Cancer is a stealthy invader. Rather than facing the body’s defenses head-on, it manipulates the sentries of our immune system, shutting them down or even turning them against us.
One commonly hijacked sentry is called the CD4+ T regulatory (Treg) cell. When they’ve been bamboozled by cancer, Treg cells tell our defenses to leave tumors alone. So if we could find a way to shut those Treg cells up, our immune systems would, theoretically, treat cancer like the intruder it is. The problem is that Treg cells are themselves kind of slippery and hard to target with drugs.
One possible way in is a molecule called LAP, which has previously been linked to worse outcomes for people with cancer.
To learn more, researchers examined interactions between Treg cells and LAP in mice with melanoma, colon cancer, and brain cancer. They found that zapping the molecule with special anti-LAP antibodies did the trick, effectively shutting the hijacked cells down so the immune system could do its work. Mice treated with these antibodies had lower levels of Treg cells and cancer cells.

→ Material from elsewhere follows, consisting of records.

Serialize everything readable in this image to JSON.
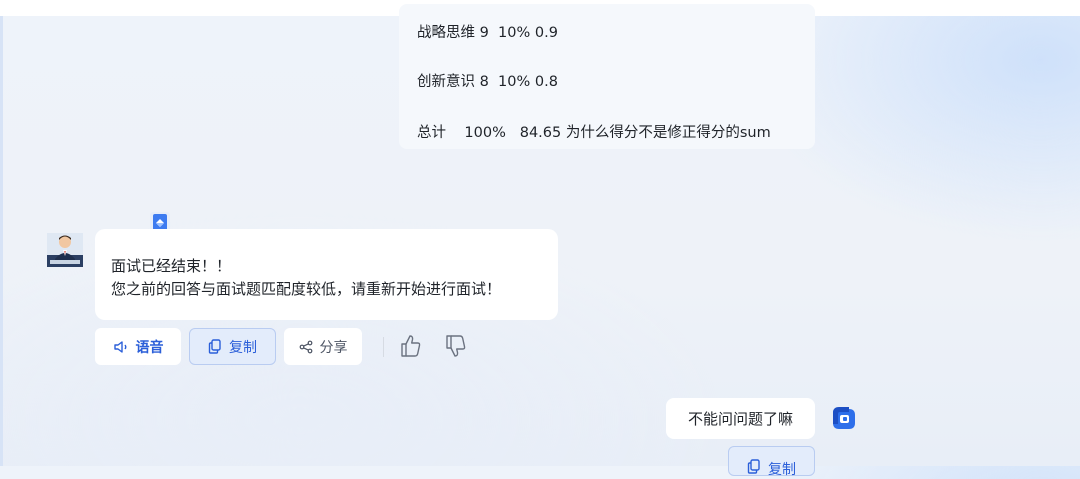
{
  "previous_message": {
    "lines": [
      "战略思维 9  10% 0.9",
      "创新意识 8  10% 0.8",
      "总计    100%   84.65 为什么得分不是修正得分的sum"
    ]
  },
  "bot_message": {
    "lines": [
      "面试已经结束！！",
      "您之前的回答与面试题匹配度较低，请重新开始进行面试！"
    ],
    "icons": {
      "avatar": "interviewer-avatar-icon",
      "badge": "document-icon"
    }
  },
  "actions": {
    "voice_label": "语音",
    "copy_label": "复制",
    "share_label": "分享",
    "icons": {
      "voice": "speaker-icon",
      "copy": "copy-icon",
      "share": "share-icon",
      "like": "thumbs-up-icon",
      "dislike": "thumbs-down-icon"
    }
  },
  "user_message": {
    "text": "不能问问题了嘛",
    "copy_label": "复制"
  },
  "colors": {
    "accent": "#2b5fd9",
    "background": "#eef3fa",
    "bubble": "#ffffff"
  }
}
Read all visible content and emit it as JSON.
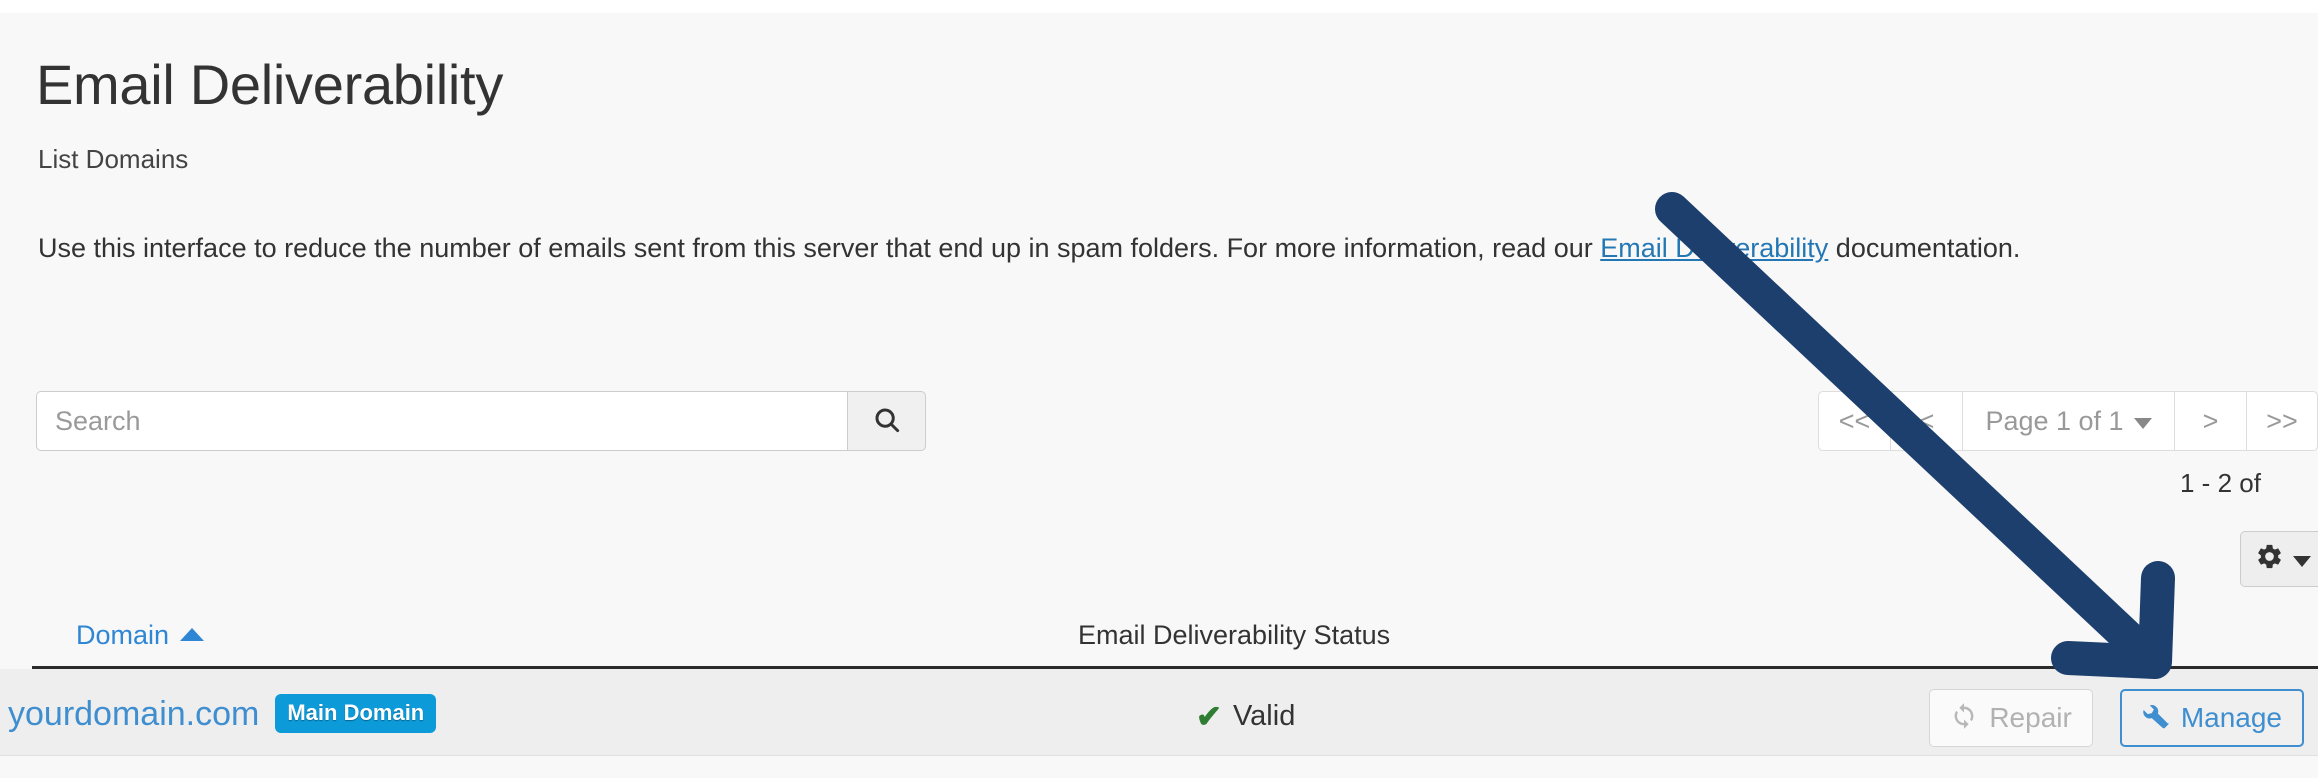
{
  "header": {
    "title": "Email Deliverability",
    "subtitle": "List Domains",
    "description_before": "Use this interface to reduce the number of emails sent from this server that end up in spam folders. For more information, read our ",
    "description_link": "Email Deliverability",
    "description_after": " documentation."
  },
  "search": {
    "placeholder": "Search",
    "value": "",
    "icon": "search-icon"
  },
  "pagination": {
    "first_label": "<<",
    "prev_label": "<",
    "page_label": "Page 1 of 1",
    "next_label": ">",
    "last_label": ">>",
    "record_count": "1 - 2 of"
  },
  "settings": {
    "icon": "gear-icon",
    "caret": "chevron-down-icon"
  },
  "table": {
    "columns": [
      {
        "label": "Domain",
        "sort": "ascending",
        "sortable": true
      },
      {
        "label": "Email Deliverability Status",
        "sortable": false
      }
    ],
    "rows": [
      {
        "domain": "yourdomain.com",
        "badge": "Main Domain",
        "status": "Valid",
        "status_icon": "check-icon",
        "actions": [
          {
            "label": "Repair",
            "icon": "refresh-icon",
            "disabled": true
          },
          {
            "label": "Manage",
            "icon": "wrench-icon",
            "disabled": false
          }
        ]
      }
    ]
  },
  "colors": {
    "link": "#2477b5",
    "domain_link": "#3f8ed0",
    "badge_bg": "#0c9ad9",
    "status_valid": "#2e7d32",
    "annotation_arrow": "#1d3f6e",
    "manage_border": "#3f8ed0"
  }
}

Better yet, when the researchers mixed the anti-LAP antibodies with tumor vaccines, they discovered that tumors wouldn’t grow, even in mice exposed to cancer-causing proteins. The effects of this cocktail lasted for months.
Best of all, the treatment seemed to create “memories” of the tumors in the rodents’ immune systems, enabling them to recognize cancer cells more quickly and prevent relapse.
Before you get too excited, we should mention a few things about these experiments. First, as we’ve said before and will say again, mice are not people. Second, the treatments were tested under the mice’s skin, not in the places where these tumors would naturally grow.
Still, the researchers say, the anti-LAP molecules are a good step, and they are eager to explore them further.